Staff Editorial: shut the side door for good

Everyone is at fault, and money is the number one reason behind it

Fingers type feverishly as a student rushes to log into their admissions portal. This high school senior has been counting down the seconds to the day their dream college releases its admission decision. What seems like a million hours spent in clubs and tests could possibly pay off at that instant. A wave of euphoria washes over the student as they open the online portal…they were denied.
While this student may have been very deserving of a spot at this university through a polished application, hard work, and achievements piled up over the years, they were denied because some other students got the spot by way of a “side door” their families created for them through the optimal tool of influence: money.

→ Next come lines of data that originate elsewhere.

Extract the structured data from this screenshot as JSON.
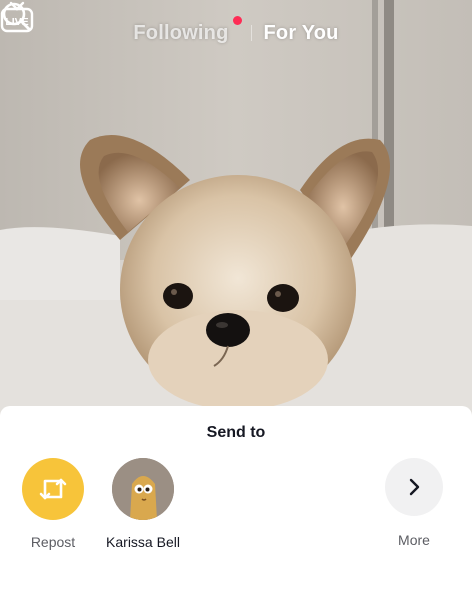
{
  "header": {
    "live_label": "LIVE",
    "tabs": [
      {
        "label": "Following",
        "active": false,
        "has_notification": true
      },
      {
        "label": "For You",
        "active": true
      }
    ],
    "icons": {
      "live": "live-tv-icon",
      "search": "search-icon"
    }
  },
  "video": {
    "subject": "dog-video",
    "background_color": "#d6d2cc"
  },
  "share_sheet": {
    "title": "Send to",
    "targets": [
      {
        "label": "Repost",
        "icon": "repost-icon",
        "color": "#f7c43a"
      },
      {
        "label": "Karissa Bell",
        "icon": "avatar"
      },
      {
        "label": "More",
        "icon": "chevron-right-icon",
        "color": "#f1f1f2"
      }
    ]
  },
  "colors": {
    "notification_dot": "#fe2c55",
    "text_primary": "#161823",
    "text_secondary": "#5c5d63"
  }
}
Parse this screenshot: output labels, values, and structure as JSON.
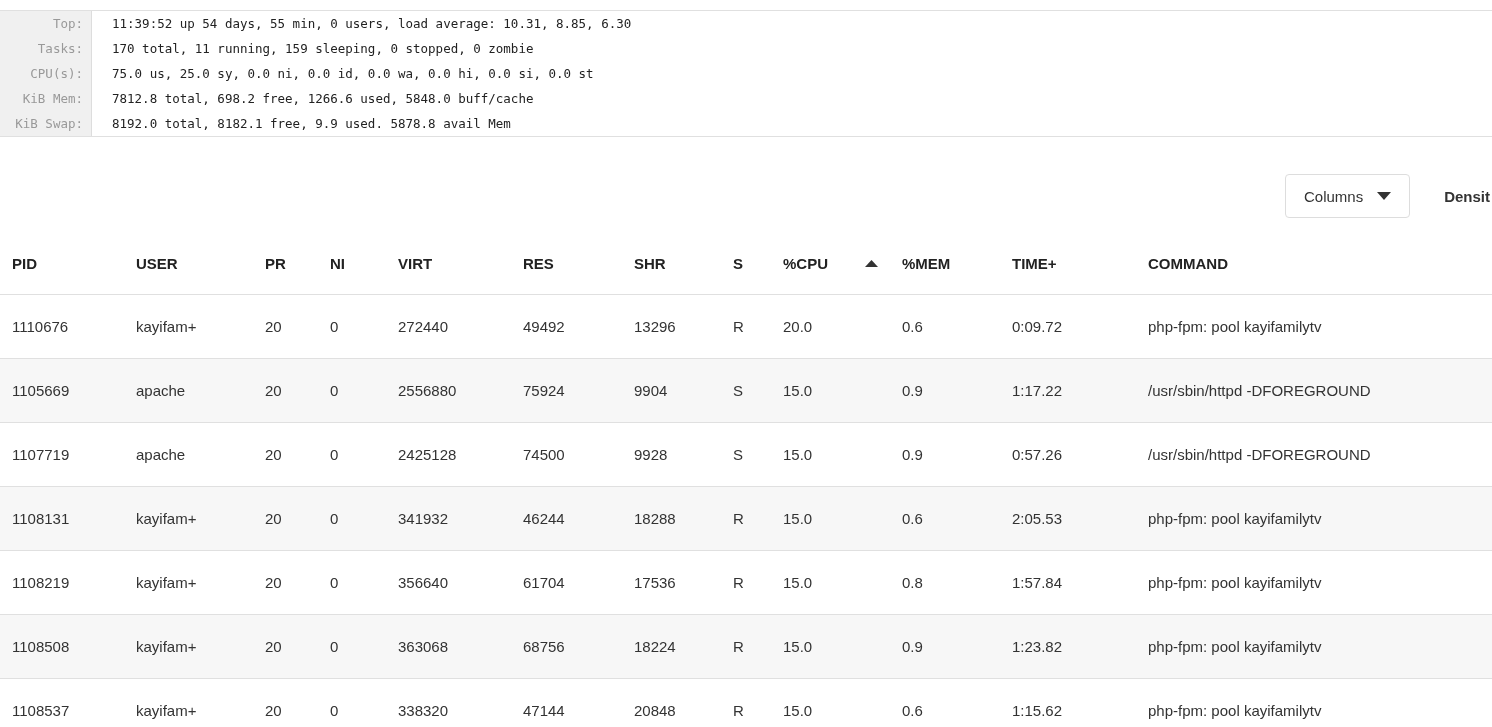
{
  "summary": [
    {
      "label": "Top:",
      "value": "11:39:52 up 54 days, 55 min, 0 users, load average: 10.31, 8.85, 6.30"
    },
    {
      "label": "Tasks:",
      "value": "170 total, 11 running, 159 sleeping, 0 stopped, 0 zombie"
    },
    {
      "label": "CPU(s):",
      "value": "75.0 us, 25.0 sy, 0.0 ni, 0.0 id, 0.0 wa, 0.0 hi, 0.0 si, 0.0 st"
    },
    {
      "label": "KiB Mem:",
      "value": "7812.8 total, 698.2 free, 1266.6 used, 5848.0 buff/cache"
    },
    {
      "label": "KiB Swap:",
      "value": "8192.0 total, 8182.1 free, 9.9 used. 5878.8 avail Mem"
    }
  ],
  "toolbar": {
    "columns_button": "Columns",
    "density_button": "Densit"
  },
  "table": {
    "columns": [
      {
        "label": "PID",
        "sorted": false
      },
      {
        "label": "USER",
        "sorted": false
      },
      {
        "label": "PR",
        "sorted": false
      },
      {
        "label": "NI",
        "sorted": false
      },
      {
        "label": "VIRT",
        "sorted": false
      },
      {
        "label": "RES",
        "sorted": false
      },
      {
        "label": "SHR",
        "sorted": false
      },
      {
        "label": "S",
        "sorted": false
      },
      {
        "label": "%CPU",
        "sorted": true
      },
      {
        "label": "%MEM",
        "sorted": false
      },
      {
        "label": "TIME+",
        "sorted": false
      },
      {
        "label": "COMMAND",
        "sorted": false
      }
    ],
    "rows": [
      [
        "1110676",
        "kayifam+",
        "20",
        "0",
        "272440",
        "49492",
        "13296",
        "R",
        "20.0",
        "0.6",
        "0:09.72",
        "php-fpm: pool kayifamilytv"
      ],
      [
        "1105669",
        "apache",
        "20",
        "0",
        "2556880",
        "75924",
        "9904",
        "S",
        "15.0",
        "0.9",
        "1:17.22",
        "/usr/sbin/httpd -DFOREGROUND"
      ],
      [
        "1107719",
        "apache",
        "20",
        "0",
        "2425128",
        "74500",
        "9928",
        "S",
        "15.0",
        "0.9",
        "0:57.26",
        "/usr/sbin/httpd -DFOREGROUND"
      ],
      [
        "1108131",
        "kayifam+",
        "20",
        "0",
        "341932",
        "46244",
        "18288",
        "R",
        "15.0",
        "0.6",
        "2:05.53",
        "php-fpm: pool kayifamilytv"
      ],
      [
        "1108219",
        "kayifam+",
        "20",
        "0",
        "356640",
        "61704",
        "17536",
        "R",
        "15.0",
        "0.8",
        "1:57.84",
        "php-fpm: pool kayifamilytv"
      ],
      [
        "1108508",
        "kayifam+",
        "20",
        "0",
        "363068",
        "68756",
        "18224",
        "R",
        "15.0",
        "0.9",
        "1:23.82",
        "php-fpm: pool kayifamilytv"
      ],
      [
        "1108537",
        "kayifam+",
        "20",
        "0",
        "338320",
        "47144",
        "20848",
        "R",
        "15.0",
        "0.6",
        "1:15.62",
        "php-fpm: pool kayifamilytv"
      ]
    ]
  }
}
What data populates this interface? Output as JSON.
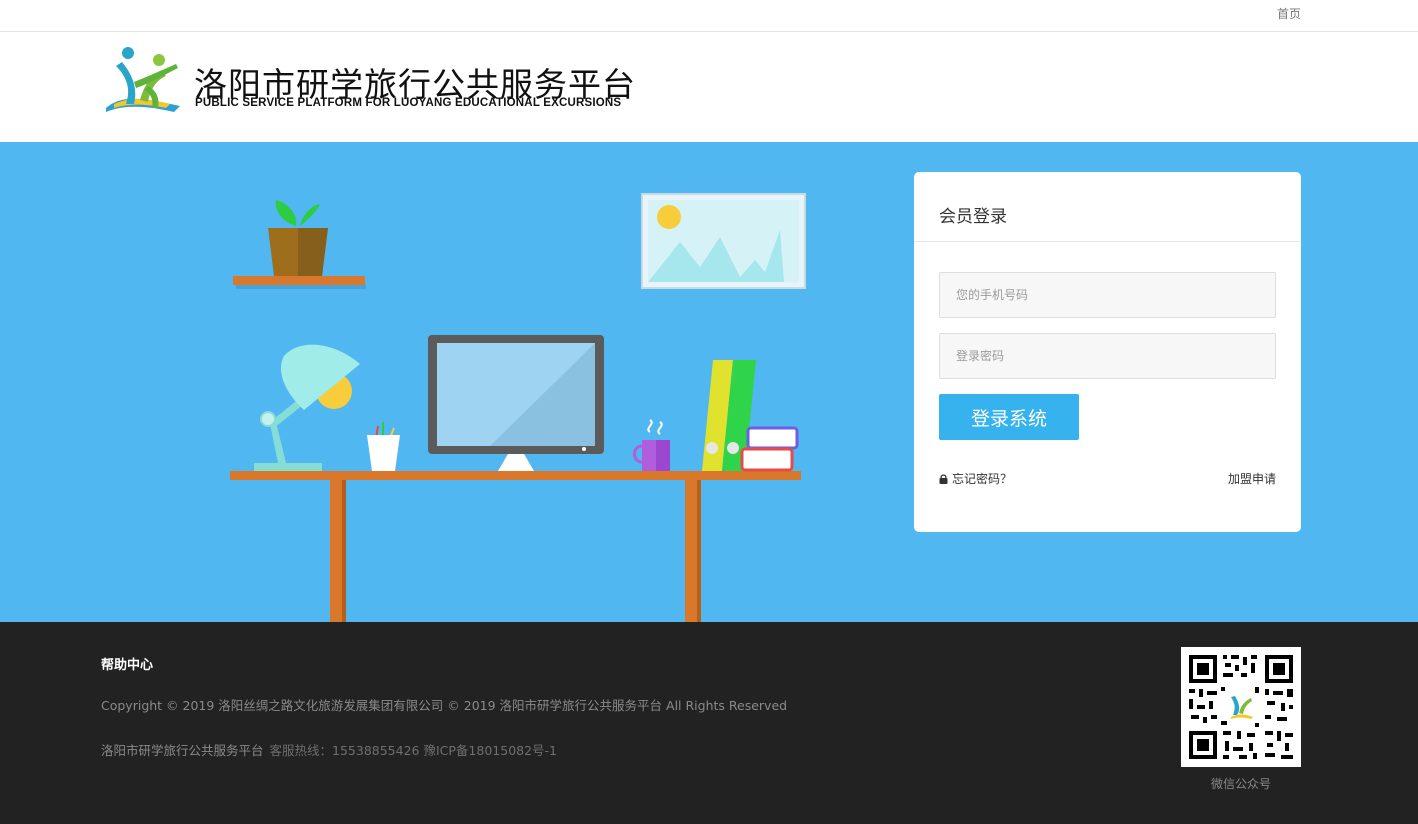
{
  "topbar": {
    "home_label": "首页"
  },
  "header": {
    "title": "洛阳市研学旅行公共服务平台",
    "subtitle": "PUBLIC SERVICE PLATFORM FOR LUOYANG EDUCATIONAL EXCURSIONS"
  },
  "login": {
    "title": "会员登录",
    "phone_placeholder": "您的手机号码",
    "password_placeholder": "登录密码",
    "submit_label": "登录系统",
    "forgot_label": "忘记密码？",
    "join_label": "加盟申请"
  },
  "footer": {
    "help_label": "帮助中心",
    "copyright": "Copyright © 2019 洛阳丝绸之路文化旅游发展集团有限公司 © 2019 洛阳市研学旅行公共服务平台 All Rights Reserved",
    "site_name": "洛阳市研学旅行公共服务平台",
    "hotline": "客服热线：15538855426 豫ICP备18015082号-1",
    "qr_caption": "微信公众号"
  },
  "colors": {
    "hero_bg": "#51b7f0",
    "button": "#36b2ee",
    "footer_bg": "#222222"
  }
}
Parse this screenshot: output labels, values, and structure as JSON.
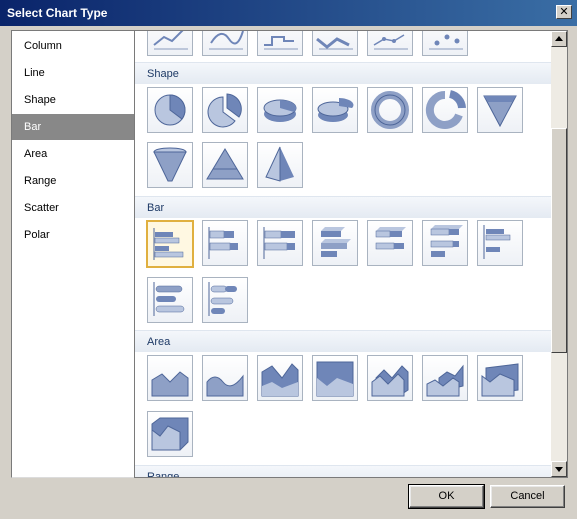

“If I can make the comparison, there is a front door of getting in, where a student just does it on their own. And then there’s a back door, where people go to institutional advancement and make large donations, but they’re not guaranteed in. So that was what made it very attractive to so many families, is I created a guarantee,” explained William Singer while in court (William Singer, the Man in the Middle of the College Bribery Scandal. New York Times).

Sure, it can be argued that Singer worked out most of the dirty work, but a large portion of it— faking student acceptance onto sports teams— would not have been possible without accomplices within the colleges themselves: the coaches. And what, might you ask, did the coaches receive in return for committing an act of fraud to allow a student to enter a university they did not deserve acceptance to? Ding, ding, ding; you guessed it! Money. In other words, what this threefold scandal really boils down to is the passing of money from one part to next, only made possible by the wealth of the source and the greed of all three.

What this leads to, then, is the question of whose fault is it really? The parents with a poor choice of investment? Singer and all his accomplices that worked out the whole deal? Or the institutions themselves, for letting this go on right under their noses. And then, of course, there is the question of the students themselves. The truth is that in one way or another, everyone is at fault.
The parents are at fault for bribing the colleges, but also for setting a bad example for their kids. By doing this, the parents are doing their children a huge disservice.

Instead of encouraging their children to study hard, be involved, and do what they can to stand out, families are encouraging laziness and cheating. Additionally, in a way, the parents are setting their children up for failure. If the student was not capable of getting into the particular college on their own, then it most likely means that that college is not the right place for them. So in this case, how will the student survive once they get there? These students that get in through such scandals will have a hard time adjusting to the college if they weren’t meant to be there in the first place. They might have a really hard time keeping up with the rest of the competition which can lead to a lot of stress and anxiety. So in the end, the parents ended up not helping at all.

Colleges have been taking measures to prevent similar frauds. According to CNN, the main colleges involved in the scandal (USC, UCLA, Stanford, Yale, etc.) have updated their admissions review policy and/or turned to an outsider third party to review their admissions process. Will this solution be effective? To some extent, but not completely. As long as the factor of money plays a role, loopholes will always exist and someone will find their way through them. After all, humans are still human.